*TASK ITEM*
Copy the listing exactly, images excluded.

*ENTRIES SHOWN*
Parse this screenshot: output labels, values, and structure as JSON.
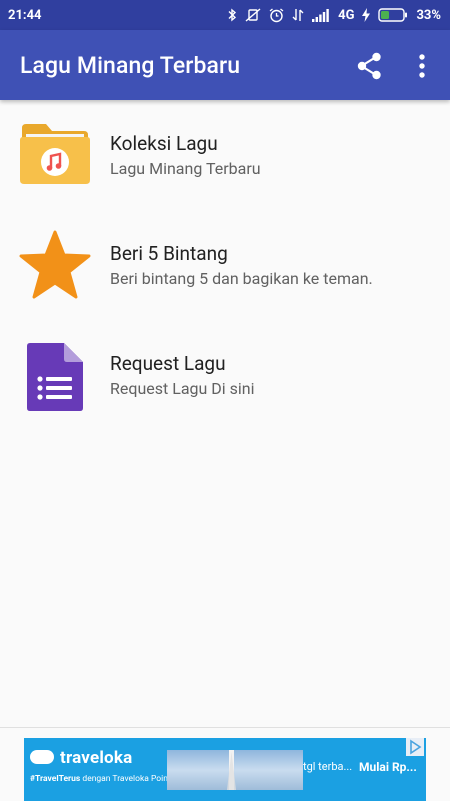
{
  "status_bar": {
    "time": "21:44",
    "network": "4G",
    "battery": "33%",
    "icons": [
      "bluetooth-icon",
      "vibrate-icon",
      "alarm-icon",
      "data-icon",
      "signal-icon",
      "charging-icon",
      "battery-icon"
    ]
  },
  "app_bar": {
    "title": "Lagu Minang Terbaru",
    "actions": [
      "share-icon",
      "more-vert-icon"
    ]
  },
  "menu": {
    "items": [
      {
        "title": "Koleksi Lagu",
        "subtitle": "Lagu Minang Terbaru",
        "icon": "music-folder-icon"
      },
      {
        "title": "Beri 5 Bintang",
        "subtitle": "Beri bintang 5 dan bagikan ke teman.",
        "icon": "star-icon"
      },
      {
        "title": "Request Lagu",
        "subtitle": "Request Lagu Di sini",
        "icon": "form-icon"
      }
    ]
  },
  "ad": {
    "brand": "traveloka",
    "tagline_bold": "#TravelTerus",
    "tagline_rest": " dengan Traveloka Poin",
    "middle_text": "tgl terba...",
    "cta": "Mulai Rp..."
  },
  "colors": {
    "status_bar": "#303f9f",
    "app_bar": "#3f51b5",
    "folder": "#f7c04a",
    "star": "#f29118",
    "form": "#673ab7",
    "ad_bg": "#1ba0e2"
  }
}
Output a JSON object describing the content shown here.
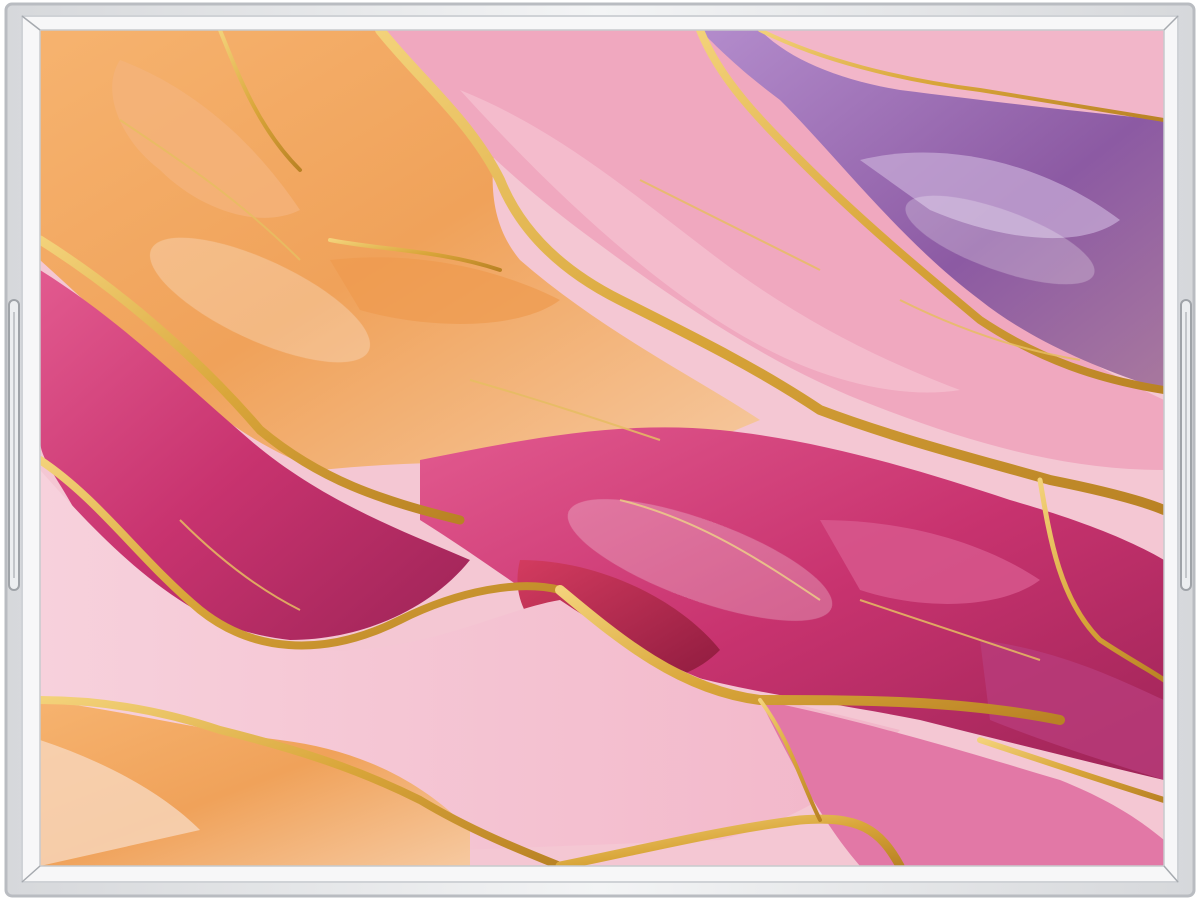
{
  "product": {
    "kind": "acrylic serving tray",
    "icon": "tray-icon"
  },
  "artwork": {
    "style": "alcohol ink marble",
    "palette": {
      "gold": "#d9a63a",
      "gold_light": "#f3d27a",
      "orange": "#f0a25a",
      "peach": "#f6c9a0",
      "magenta": "#c8336f",
      "crimson": "#b8204a",
      "pink": "#f2b6c9",
      "blush": "#f4c7d3",
      "violet": "#8c5aa3",
      "lilac": "#b38ccc",
      "frame": "#e9eaec",
      "frame_edge": "#b9bcc1"
    }
  },
  "handles": {
    "left": "left-handle-icon",
    "right": "right-handle-icon"
  }
}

*ANSWER FOR THE TASK*
Parse this screenshot: output labels, values, and structure as JSON.
{
  "status_bar": {
    "time": "21:44",
    "network": "4G",
    "battery": "33%",
    "icons": [
      "bluetooth-icon",
      "vibrate-icon",
      "alarm-icon",
      "data-icon",
      "signal-icon",
      "charging-icon",
      "battery-icon"
    ]
  },
  "app_bar": {
    "title": "Lagu Minang Terbaru",
    "actions": [
      "share-icon",
      "more-vert-icon"
    ]
  },
  "menu": {
    "items": [
      {
        "title": "Koleksi Lagu",
        "subtitle": "Lagu Minang Terbaru",
        "icon": "music-folder-icon"
      },
      {
        "title": "Beri 5 Bintang",
        "subtitle": "Beri bintang 5 dan bagikan ke teman.",
        "icon": "star-icon"
      },
      {
        "title": "Request Lagu",
        "subtitle": "Request Lagu Di sini",
        "icon": "form-icon"
      }
    ]
  },
  "ad": {
    "brand": "traveloka",
    "tagline_bold": "#TravelTerus",
    "tagline_rest": " dengan Traveloka Poin",
    "middle_text": "tgl terba...",
    "cta": "Mulai Rp..."
  },
  "colors": {
    "status_bar": "#303f9f",
    "app_bar": "#3f51b5",
    "folder": "#f7c04a",
    "star": "#f29118",
    "form": "#673ab7",
    "ad_bg": "#1ba0e2"
  }
}
Output a JSON object describing the content shown here.
{
  "product": {
    "kind": "acrylic serving tray",
    "icon": "tray-icon"
  },
  "artwork": {
    "style": "alcohol ink marble",
    "palette": {
      "gold": "#d9a63a",
      "gold_light": "#f3d27a",
      "orange": "#f0a25a",
      "peach": "#f6c9a0",
      "magenta": "#c8336f",
      "crimson": "#b8204a",
      "pink": "#f2b6c9",
      "blush": "#f4c7d3",
      "violet": "#8c5aa3",
      "lilac": "#b38ccc",
      "frame": "#e9eaec",
      "frame_edge": "#b9bcc1"
    }
  },
  "handles": {
    "left": "left-handle-icon",
    "right": "right-handle-icon"
  }
}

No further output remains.